WHERE: Tangerine, Level 1 Espa, Resorts World Sentosa MRT: HarbourFront OPEN: 11.30am to 10pm (Tuesdays to Sundays). Closed on Mondays except public holidays TEL: 6577-6688


Grissini, the five-month-old Italian restaurant at Grand Copthorne Waterfront hotel, has boosted its menu with new dishes while keeping its popular Josper grilled items such as octopus ($36) and lamb rack ($38).

Not all the dishes work for me.

The Veal Shank ($30), for example, is nicely tender, but the brown gravy is rather flat. I prefer the more multidimensional flavours of an ossobuco, where veal shank is braised with vegetables that add acidity and sweetness.

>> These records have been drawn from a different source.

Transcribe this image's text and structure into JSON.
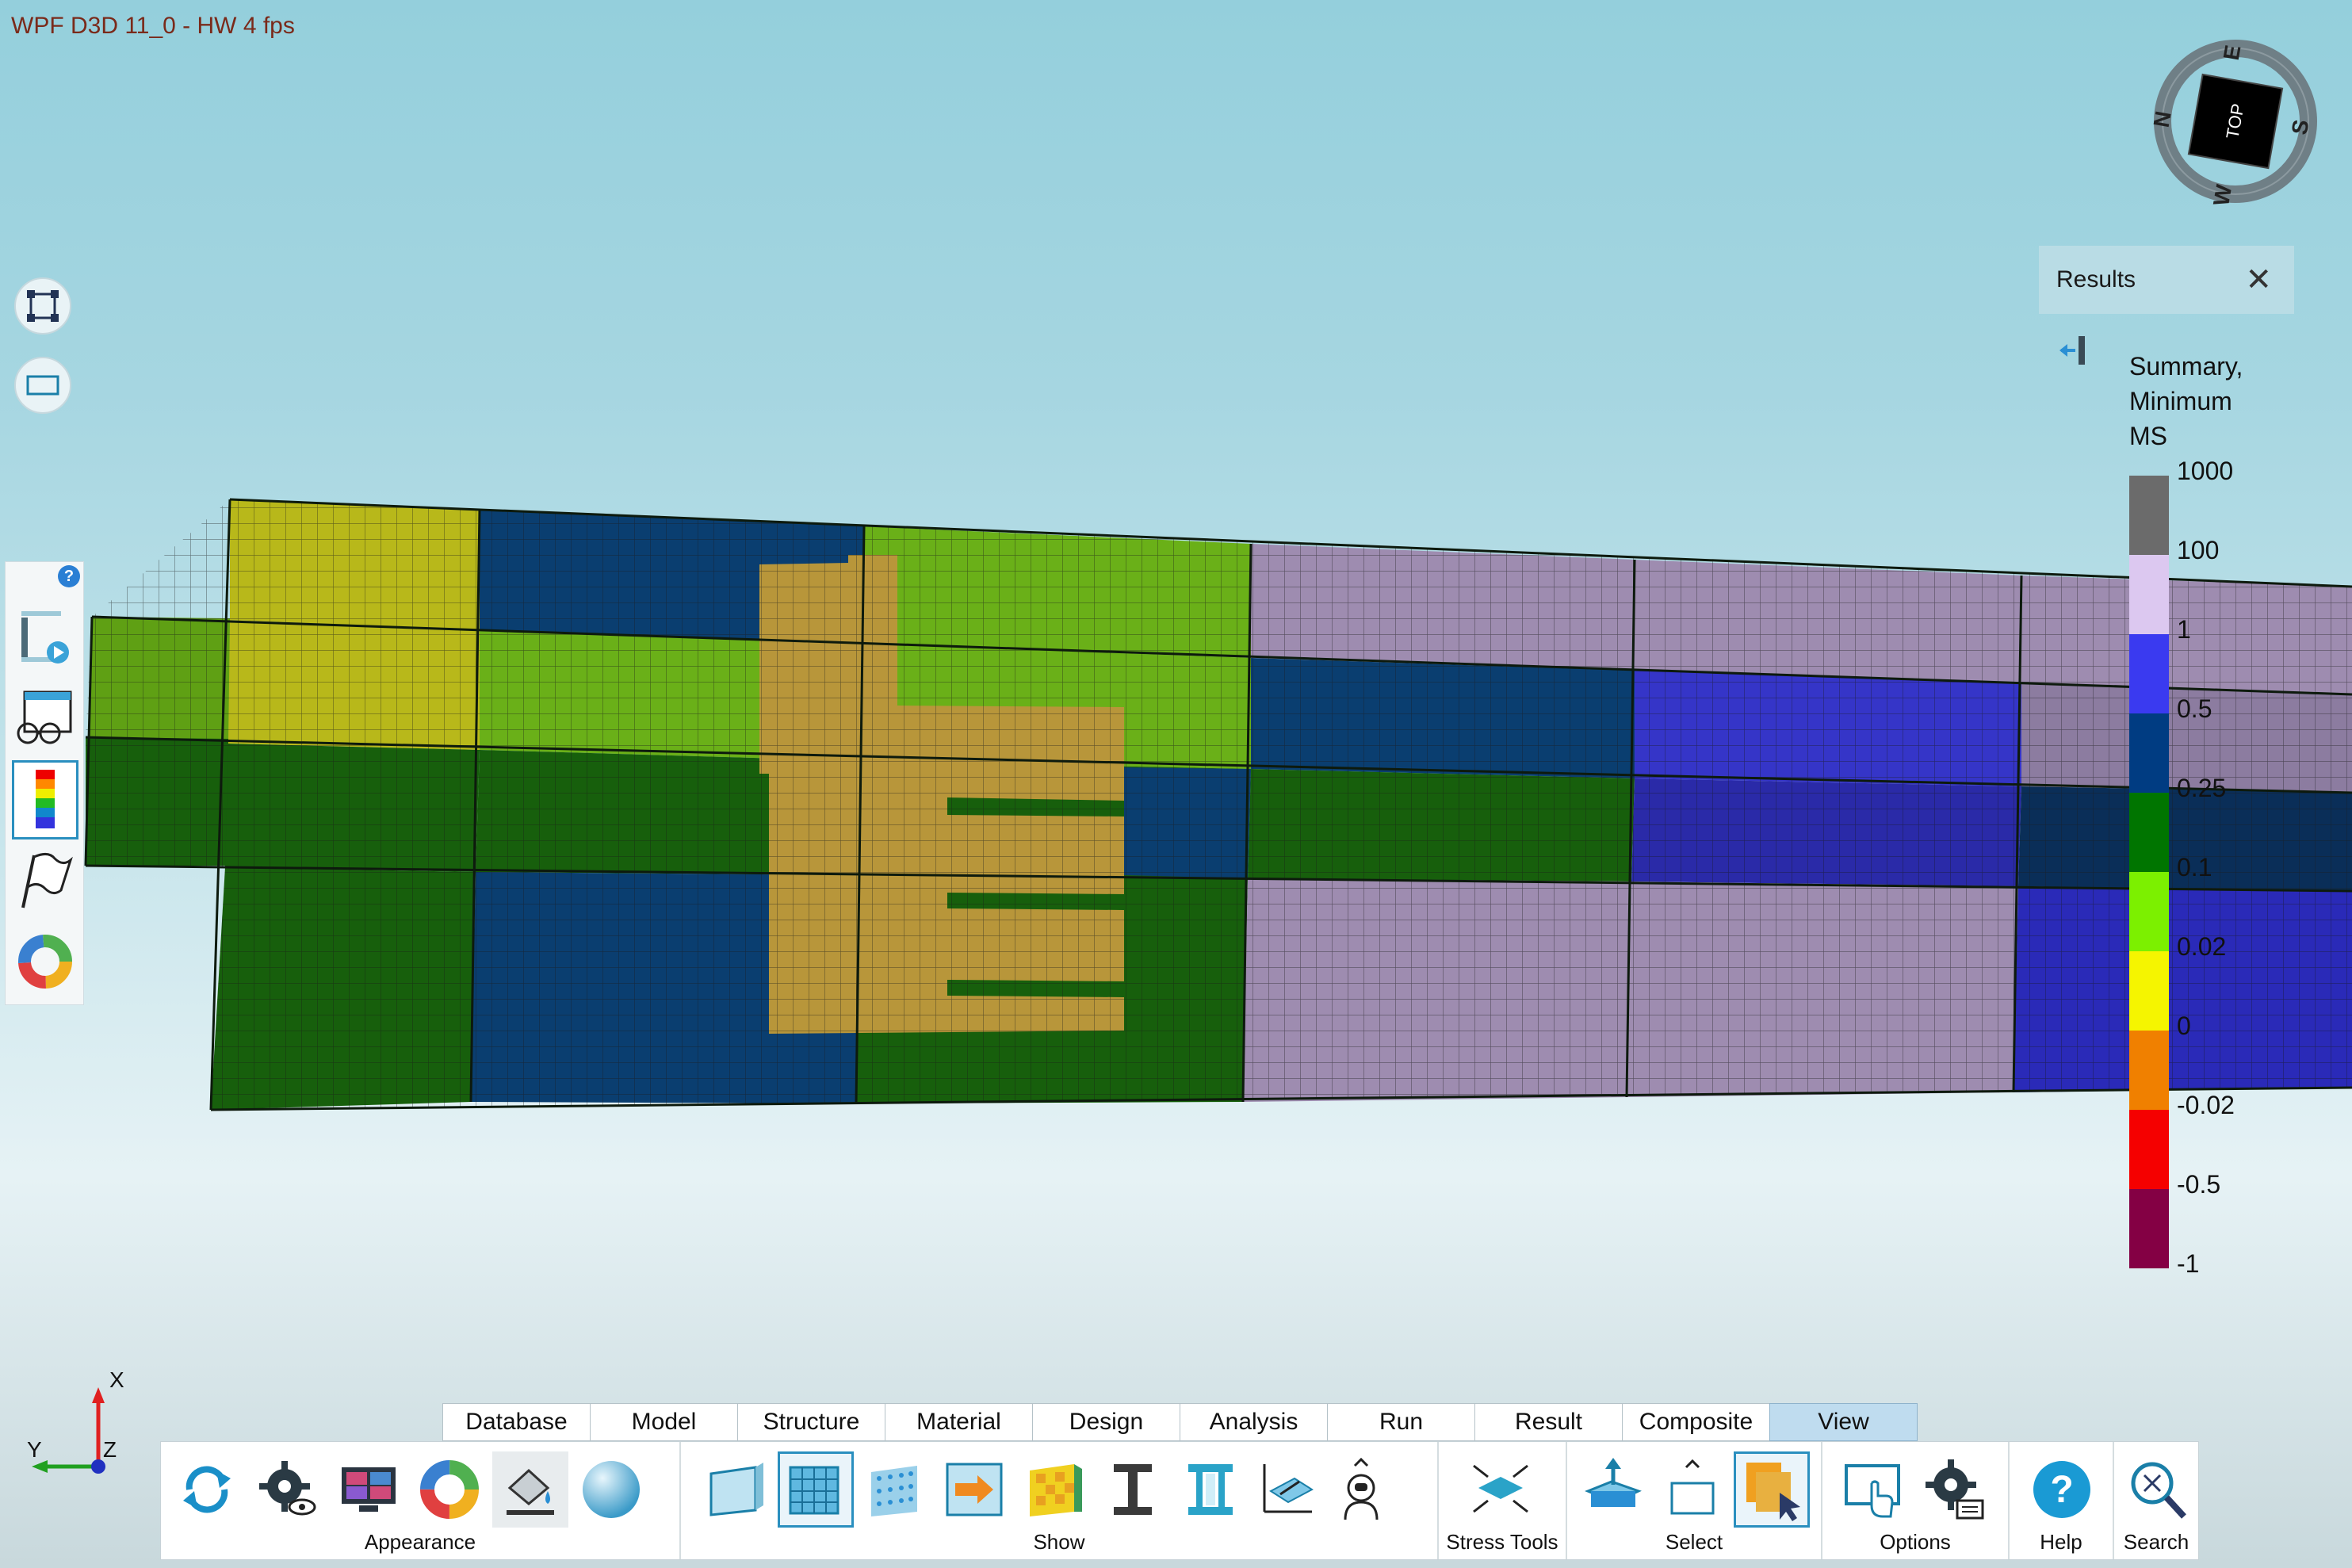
{
  "window": {
    "title": "WPF D3D 11_0 - HW  4  fps"
  },
  "compass": {
    "center_label": "TOP",
    "north": "N",
    "east": "E",
    "south": "S",
    "west": "W"
  },
  "view_buttons": [
    {
      "name": "fit-view-icon"
    },
    {
      "name": "rectangle-zoom-icon"
    }
  ],
  "left_toolbar": {
    "help": "?",
    "items": [
      {
        "name": "section-play-icon"
      },
      {
        "name": "view-glasses-icon"
      },
      {
        "name": "color-legend-icon",
        "active": true
      },
      {
        "name": "flag-icon"
      },
      {
        "name": "color-wheel-icon"
      }
    ]
  },
  "results_panel": {
    "title": "Results",
    "close": "✕",
    "legend_title_lines": [
      "Summary,",
      "Minimum",
      "MS"
    ],
    "legend_labels": [
      "1000",
      "100",
      "1",
      "0.5",
      "0.25",
      "0.1",
      "0.02",
      "0",
      "-0.02",
      "-0.5",
      "-1"
    ],
    "legend_colors": [
      "#6b6b6b",
      "#dcc8f0",
      "#3a3af0",
      "#003c82",
      "#007500",
      "#7cf000",
      "#f5f500",
      "#f08000",
      "#f50000",
      "#840044"
    ]
  },
  "triad": {
    "x": "X",
    "y": "Y",
    "z": "Z"
  },
  "tabs": [
    "Database",
    "Model",
    "Structure",
    "Material",
    "Design",
    "Analysis",
    "Run",
    "Result",
    "Composite",
    "View"
  ],
  "active_tab": "View",
  "ribbon": {
    "appearance": {
      "label": "Appearance"
    },
    "show": {
      "label": "Show"
    },
    "stress_tools": {
      "label": "Stress Tools"
    },
    "select": {
      "label": "Select"
    },
    "options": {
      "label": "Options"
    },
    "help": {
      "label": "Help"
    },
    "search": {
      "label": "Search"
    }
  }
}
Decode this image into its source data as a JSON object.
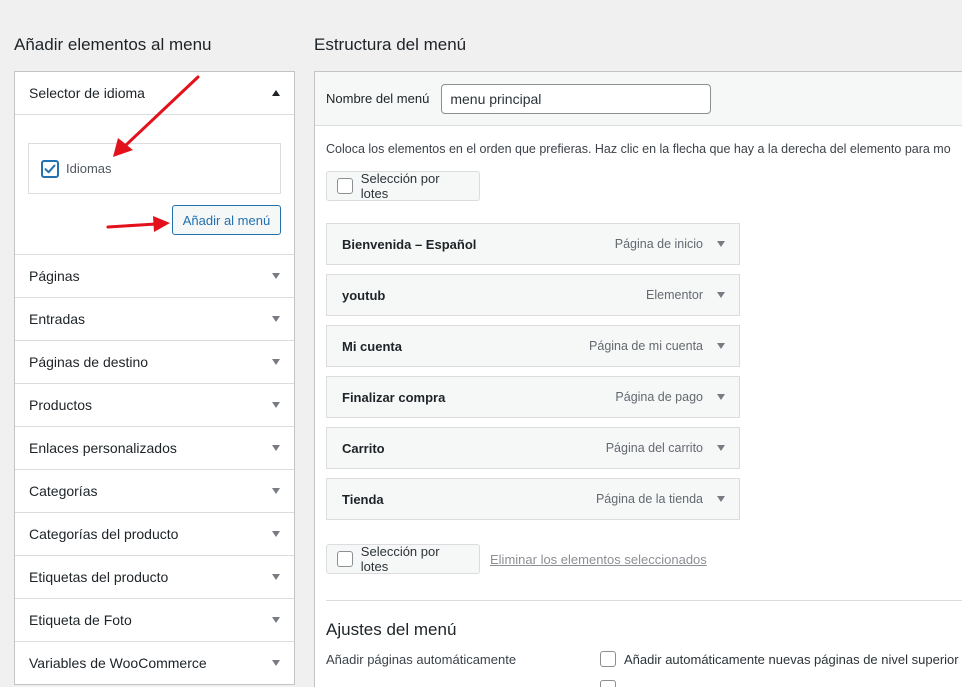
{
  "left": {
    "title": "Añadir elementos al menu",
    "selector": {
      "label": "Selector de idioma",
      "language_item": "Idiomas",
      "add_button": "Añadir al menú"
    },
    "sections": [
      "Páginas",
      "Entradas",
      "Páginas de destino",
      "Productos",
      "Enlaces personalizados",
      "Categorías",
      "Categorías del producto",
      "Etiquetas del producto",
      "Etiqueta de Foto",
      "Variables de WooCommerce"
    ]
  },
  "right": {
    "title": "Estructura del menú",
    "name_label": "Nombre del menú",
    "name_value": "menu principal",
    "instructions": "Coloca los elementos en el orden que prefieras. Haz clic en la flecha que hay a la derecha del elemento para mo",
    "bulk_select": "Selección por lotes",
    "delete_selected": "Eliminar los elementos seleccionados",
    "items": [
      {
        "title": "Bienvenida – Español",
        "type": "Página de inicio"
      },
      {
        "title": "youtub",
        "type": "Elementor"
      },
      {
        "title": "Mi cuenta",
        "type": "Página de mi cuenta"
      },
      {
        "title": "Finalizar compra",
        "type": "Página de pago"
      },
      {
        "title": "Carrito",
        "type": "Página del carrito"
      },
      {
        "title": "Tienda",
        "type": "Página de la tienda"
      }
    ],
    "settings": {
      "title": "Ajustes del menú",
      "auto_add_label": "Añadir páginas automáticamente",
      "auto_add_option": "Añadir automáticamente nuevas páginas de nivel superior a"
    }
  },
  "colors": {
    "accent": "#2271b1",
    "annotation_arrow": "#e3111b"
  }
}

But the Australian Rock Sea Salt Crusted Baked Wild Seabass ($98, photo) is excellent. The 2kg fish is baked whole and yields enough meat for four. This is a healthy dish too, as the fish is so tasty that all it needs is a little lemon juice or a drizzle of extra virgin olive oil for flavour.

The new menu also offers more pasta dishes and the Acquerello Risotto ($24) is delicious. Acquerello is an Italian company that produces aged Italian carnaroli rice that is supposed to be ideal for risotto because of its high starch content.

Here, the rice is cooked with green nettle, which does not sound appetising, but turns out yummy and not overly rich. It is topped with a pan-fried Hokkaido scallop that, despite being well-cooked, is firm rather than rubbery.

WHERE: Grissini, Grand Copthorne Waterfront Hotel, 392 Havelock Road MRT: Outram OPEN: Noon to 2.30pm (Mondays to Saturdays), 6.30 to 11pm (daily). Sunday brunch from 12.30 to 3.30pm TEL: 6233-1100

A version of this article appeared in the print edition of The Straits Times on December 02, 2016, with the headline 'Food Picks'. Print Edition | Subscribe